I fixed that last night.

One of the crew at the flying school was gonna be flying until about 10PM,  I arranged for him to call me when he was about 20 minutes out, met him at the ramp, and did 3 night landings before we put the plane away.

Total time for 3 full stop landings and the associated taxiing and pattern:

The pattern was empty, winds were calm, so I did one takeoff on 36, transitioned to the left for landing on 9. Full stop…took off again and did a transition to 18, full stop, went around the pattern from 18, then transitioned to 27  for my last one and turned off at the appropriate taxiway (this was the shortest path) and taxied back to the school.  Pretty much cloverleafs.

I remember night landings to be harder. This time they were fairly easy.

So now I got my 3 for the next 90. 

More light makes it better

So, having worked with another couple of range members to replace the lights in the indoor range, but not yet having had a chance to try shooting with the new lighting (the old lighting consisted of 6 500 watt quartz halogen fixtures for 12 lanes,….there were shadows and the fixtures had become…..tired) I chose Monday to spend an hour at the indoor range, as the outdoor range was about 94 F and VERY humid.

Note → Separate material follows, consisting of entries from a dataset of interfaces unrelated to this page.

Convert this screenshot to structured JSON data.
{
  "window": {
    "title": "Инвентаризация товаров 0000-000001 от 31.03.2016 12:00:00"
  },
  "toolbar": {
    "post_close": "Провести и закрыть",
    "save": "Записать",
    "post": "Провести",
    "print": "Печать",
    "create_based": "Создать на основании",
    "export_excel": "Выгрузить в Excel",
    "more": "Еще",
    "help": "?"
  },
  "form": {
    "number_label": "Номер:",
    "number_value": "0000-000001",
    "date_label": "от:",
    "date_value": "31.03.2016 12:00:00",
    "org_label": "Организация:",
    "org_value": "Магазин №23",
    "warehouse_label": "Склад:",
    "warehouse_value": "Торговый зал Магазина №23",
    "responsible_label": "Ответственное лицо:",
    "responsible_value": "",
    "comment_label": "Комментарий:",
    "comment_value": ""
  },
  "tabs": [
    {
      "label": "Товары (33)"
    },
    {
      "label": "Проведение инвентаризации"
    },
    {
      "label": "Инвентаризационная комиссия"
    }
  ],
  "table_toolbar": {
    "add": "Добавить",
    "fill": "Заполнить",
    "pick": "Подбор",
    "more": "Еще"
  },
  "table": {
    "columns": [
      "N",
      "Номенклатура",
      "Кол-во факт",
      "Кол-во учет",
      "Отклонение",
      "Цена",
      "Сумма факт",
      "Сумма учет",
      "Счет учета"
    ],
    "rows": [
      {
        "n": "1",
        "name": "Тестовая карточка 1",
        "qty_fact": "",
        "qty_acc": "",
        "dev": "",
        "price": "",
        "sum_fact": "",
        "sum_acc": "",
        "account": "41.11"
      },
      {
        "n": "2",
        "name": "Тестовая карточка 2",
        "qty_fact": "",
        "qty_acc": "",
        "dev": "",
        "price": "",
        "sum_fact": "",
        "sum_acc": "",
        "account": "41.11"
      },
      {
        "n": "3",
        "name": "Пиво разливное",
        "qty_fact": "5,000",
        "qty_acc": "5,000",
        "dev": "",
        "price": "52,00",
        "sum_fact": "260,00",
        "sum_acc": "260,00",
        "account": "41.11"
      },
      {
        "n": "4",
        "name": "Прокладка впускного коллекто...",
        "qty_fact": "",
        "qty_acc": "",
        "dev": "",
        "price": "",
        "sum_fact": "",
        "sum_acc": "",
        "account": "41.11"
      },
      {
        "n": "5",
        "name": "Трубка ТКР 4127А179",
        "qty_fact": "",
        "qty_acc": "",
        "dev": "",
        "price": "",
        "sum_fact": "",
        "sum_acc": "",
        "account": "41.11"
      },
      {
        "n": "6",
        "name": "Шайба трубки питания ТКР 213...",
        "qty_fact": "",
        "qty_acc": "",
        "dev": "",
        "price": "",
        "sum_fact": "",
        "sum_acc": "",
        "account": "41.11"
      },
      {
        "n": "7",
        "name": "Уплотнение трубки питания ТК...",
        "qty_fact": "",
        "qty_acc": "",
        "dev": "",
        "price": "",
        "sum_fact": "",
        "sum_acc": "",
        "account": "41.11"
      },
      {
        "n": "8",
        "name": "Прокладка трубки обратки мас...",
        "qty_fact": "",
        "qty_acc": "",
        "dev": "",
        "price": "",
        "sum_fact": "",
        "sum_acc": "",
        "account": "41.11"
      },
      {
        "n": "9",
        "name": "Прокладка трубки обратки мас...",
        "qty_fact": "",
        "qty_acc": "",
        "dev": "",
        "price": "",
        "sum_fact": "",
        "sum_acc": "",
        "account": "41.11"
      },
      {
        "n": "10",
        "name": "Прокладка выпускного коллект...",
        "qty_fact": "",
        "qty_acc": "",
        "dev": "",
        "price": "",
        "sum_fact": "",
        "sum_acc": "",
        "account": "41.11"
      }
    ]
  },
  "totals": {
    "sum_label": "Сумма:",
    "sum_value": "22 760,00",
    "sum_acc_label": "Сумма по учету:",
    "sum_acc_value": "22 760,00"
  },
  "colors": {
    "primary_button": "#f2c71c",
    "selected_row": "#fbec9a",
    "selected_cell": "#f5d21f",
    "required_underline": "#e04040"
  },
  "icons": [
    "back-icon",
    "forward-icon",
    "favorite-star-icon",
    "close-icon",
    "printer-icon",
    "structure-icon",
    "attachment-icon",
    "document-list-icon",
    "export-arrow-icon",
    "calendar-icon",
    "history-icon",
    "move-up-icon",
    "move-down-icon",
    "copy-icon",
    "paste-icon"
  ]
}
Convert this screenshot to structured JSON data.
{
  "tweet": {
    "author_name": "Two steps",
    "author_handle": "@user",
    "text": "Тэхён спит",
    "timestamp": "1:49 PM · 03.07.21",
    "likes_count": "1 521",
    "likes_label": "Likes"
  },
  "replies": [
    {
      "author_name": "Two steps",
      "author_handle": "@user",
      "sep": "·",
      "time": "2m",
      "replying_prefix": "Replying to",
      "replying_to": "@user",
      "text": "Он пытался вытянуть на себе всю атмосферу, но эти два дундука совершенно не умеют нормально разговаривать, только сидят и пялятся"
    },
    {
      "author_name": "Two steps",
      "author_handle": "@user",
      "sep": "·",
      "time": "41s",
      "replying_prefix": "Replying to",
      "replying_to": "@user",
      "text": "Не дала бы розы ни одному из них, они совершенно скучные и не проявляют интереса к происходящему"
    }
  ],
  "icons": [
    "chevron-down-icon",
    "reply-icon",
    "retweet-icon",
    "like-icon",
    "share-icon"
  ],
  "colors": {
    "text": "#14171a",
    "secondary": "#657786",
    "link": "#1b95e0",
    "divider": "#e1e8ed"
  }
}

Plus I had to wait there for the Fed-Ex dude to show up with a package for our in house FFL.

Anyway, I did slow fire at 50 feet.  Had the range all to myself. No distractions.

Wow, The new light fixtures make a great deal of difference. There is about twice the amount of light, and with 13 point sources instead of 6 (one in between each shooting point plus the ends) there are nearly no shadows. At times, with the old lighting, it could be difficult to see even .45 caliber holes in the target…no longer.

Plus, better lighting means better sighting.

 The first two are a string of 9 (each) ….1 in the pipe and 8 in the mag. Pace was about 1 round per second.

The first one is one handed

 the second is a Weaver stance.

This one was 2 mags, at a slightly faster, but not rushed, pace….Weaver.

I’m happy with those targets.

All in all, I like the results the new lighting make on my shooting. Much easier on these older eyes.

I must say though that that was the DIRTIEST WWB ammo I have ever used.
Seldom am I moved to clean my Para 7.45 1911 after only a hundred rounds…But today was one of those days.